You might be sitting there wondering to yourself “why is Steven reviewing some random movie from 14 years ago?” The answer comes in the form of the film’s director. Amores Perros was the debut feature by Mexican director Alejandro González Iñárritu. Iñárritu’s latest picture, Birdman, starring Michael Keaton as a forgotten star known mostly for his iconic role as the titular superhero, is the movie I am most looking forward to before the end of the year. What better way to prepare than to revisit Iñárritu’s (divisive) filmography, and possibly temper my expectations for what’s coming by seeing what has come before.
Amores Perros is practically an anthology film, featuring three separate stories connected tangentially through a car crash and other coincidences. The first segment, “Octavio y Susana,” stars Gael García Bernal (in one of his earliest roles, before he added the “Bernal”) as Octavio – the younger brother in a lower-middle class family. Octavio harbors feelings for his brother’s wife, Susana (Vanessa Bauche), but cannot convince her to run away with him. He gets the family dog, Cofi, involved in underground dogfighting as a way to make money. It appears as though Octavio will finally have the means to care for Susana, but his problems quickly escalate, and Octavio finds himself in a dangerous position.
“Octavio y Susana” is the weakest story in the film, as far as I’m concerned. Here Iñárritu quickly establishes that this is the type of film where no one is really a “good guy,” and that includes Octavio. He behaves like a petulant child throughout what is the longest chunk of the movie. There is nothing wrong with an unlikable main character, but at times García Bernal plays the character almost too compassionately. The performance clashes with the character as written in a way that is off-putting. I get that we shouldn’t necessarily root for any of these people, but the idea that everyone does bad things kind of falls apart when I consider the fact that I know a lot of people (most, in fact) who don’t participate in dog-fighting or murder or any of that. Or maybe they do, and they just don’t tell me about it.
Throughout this piece we see a bunch of random characters also hanging around Mexico City, though anyone who has seen any other hyperlinked indie movie from the last 20 years will quickly realize these people aren’t as random as we are led to believe. The connections start to make themselves clear in the second segment, “Daniel y Valeria,” wherein we meet an upper class couple deeply affected by the central car accident. Valeria (Goya Toledo), a famous model, is badly injured in the crash, and her boyfriend, Daniel (Álvaro Guerrero) – who is newly separated from his wife – finds himself playing the role of caretaker in the still-fresh relationship. Their tenuous bond is tested by Valeria’s condition, especially once her dog, Richie, jumps into a hole in the floorboards of their apartment and won’t come back up.
“Daniel y Valeria” is the shortest segment, and seems to have the lowest stakes, but Valeria’s slow unraveling and a tonal shift closer to the realm of psychological horror make it a more effective piece of storytelling than the disjointed “Octavio y Susana.”

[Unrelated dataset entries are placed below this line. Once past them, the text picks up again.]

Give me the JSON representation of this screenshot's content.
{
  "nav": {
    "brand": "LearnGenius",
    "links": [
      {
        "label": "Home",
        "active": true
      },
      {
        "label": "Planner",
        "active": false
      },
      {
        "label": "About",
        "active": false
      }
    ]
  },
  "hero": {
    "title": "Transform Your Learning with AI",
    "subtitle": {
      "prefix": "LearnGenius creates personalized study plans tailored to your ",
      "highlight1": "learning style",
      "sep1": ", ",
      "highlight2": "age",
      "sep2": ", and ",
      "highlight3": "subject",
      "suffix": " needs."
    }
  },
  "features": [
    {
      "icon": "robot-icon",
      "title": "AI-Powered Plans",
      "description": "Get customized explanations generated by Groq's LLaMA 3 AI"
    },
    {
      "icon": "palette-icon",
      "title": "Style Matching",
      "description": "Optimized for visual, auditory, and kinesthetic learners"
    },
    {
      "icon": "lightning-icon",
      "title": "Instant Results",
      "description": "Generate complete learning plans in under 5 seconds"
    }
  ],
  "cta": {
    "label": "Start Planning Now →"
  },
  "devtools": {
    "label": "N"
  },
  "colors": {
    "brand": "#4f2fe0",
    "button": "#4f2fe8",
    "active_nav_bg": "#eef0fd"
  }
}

Unfortunately Iñárritu starts to lose his structure with the final piece: “El Chivo y Maru.” Emilio Echevarría stars as El Chivo, a dog-saturated vagabond and former-revolutionary-and-prisoner-turned-hitman trying to find a way to connect with his daughter Maru (Echevarría’s real-life daughter, Lourdes), who believes him to be dead after he abandoned her as a very young child. The aftermath of the crash and a particularly upsetting assignment get El Chivo thinking about the choices he has made, and whether it isn’t too late to change.
“El Chivo y Maru” is actually the best part of Amores Perros, but it is marred by a re-insertion of Octavio and his people into the narrative. The pay-off to that story does not feel like it belongs in the humorous, introspective final third, and often it seems as though Iñárritu just placed them randomly throughout at the last minute. I can think of no real reason why those scenes wouldn’t be more at home in the “Octavio y Susana” segment.
I suppose the idea is that the connections between the stories will become more obvious, but the themes are readily apparent without the intercutting. The film’s title loosely translates to “Love is a Bitch,” and each piece of the feature contains both of those things: love and dogs. But the love on display is not necessarily positive. Octavio and Susana slowly build a connection, but it is so new that it ultimately doesn’t mean anything. Valeria and Daniel may be in a better place emotionally, but their love is tested so drastically that it almost stands no chance. And El Chivo has been utterly destroyed by the his detachment from what he loved and lost. Ultimately he is the only character who learns to accept what he cannot control, and thus stands a chance of salvaging a little happiness.
Amores Perros is a really strong first film. Even “Octavio y Susana,” which I don’t love from a story perspective, has an undeniably satisfying style. Despite the pieces being on unequal footing, they come together to form a well-made product.